Smash creator Sakurai sparks debate with his hot take on long games

Brianna Reeves
smash creator long games

Super Smash Bros. creator Masahiro Sakurai’s hot take about long games has sparked an interesting debate online.

On his very own YouTube channel, Masahiro Sakurai on Creating Games, the legendary developer spoke about the uniqueness of game writing.

Near the end of his video, Sakurai touched on why story and background information should wait so that players can jump right into the action at the start of a game.

He noted that, depending on the game, “The idea that ‘longer games are better’ is a thing of the past these days, so I’d say it’s best to just get to the good stuff as quickly as possible.”

Smash creator Masahiro Sakurai sparks debate about long games

Twitter user hatok argued that this hot take from Sakurai “feels really out of touch.” Yet, replies to the post suggest many gaming enthusiasts believe otherwise.

“It’s a growing sentiment (a good one too),” one person pointed out in the replies.

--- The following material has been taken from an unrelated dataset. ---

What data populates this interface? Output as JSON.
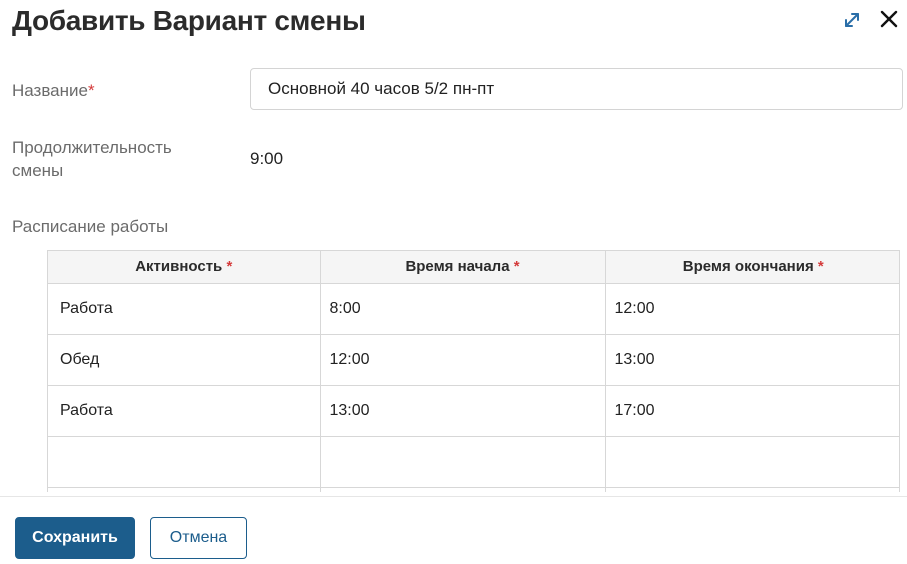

Several other people chimed in to say they simply don’t have enough time for longer games.

Someone else added, “I think this is the majority opinion now though. I think the people preferring longer games are the niche group.”

The original poster disagreed, specifically citing the unceasing popularity of open-world games like Tears of the Kingdom.

As others noted, however, the Smash creator’s argument about long games doesn’t necessarily apply to the open-world genre. “Minecraft is an open-world game, but you can *beat* Minecraft in under 30 minutes.”

How many people have time to sit through a 30-minute prologue, play a tutorial, then watch yet another lengthy cutscene? Such discussion recently reared its head following the launch of Final Fantasy 16, as many players felt its cutscenes lasted far too long.

smash creator long games
Some FF16 players weren’t happy about the length of cutscenes.

The length of video games has been the topic of much debate for several years, picking up steam during the PS3 and Xbox 360 era.

As publishers used online passes and tacked-on multiplayer modes to combat the used game market, games also became far more robust. More content didn’t necessarily engender better content, though.

After all, this was the generation that birthed Ubisoft’s open-world formula, wherein sandboxes became packed with radio towers and other arbitrary tasks.

Sakurai’s comments about the storytelling and gameplay aspect of it all suggest this is one discussion that won’t soon come to an end.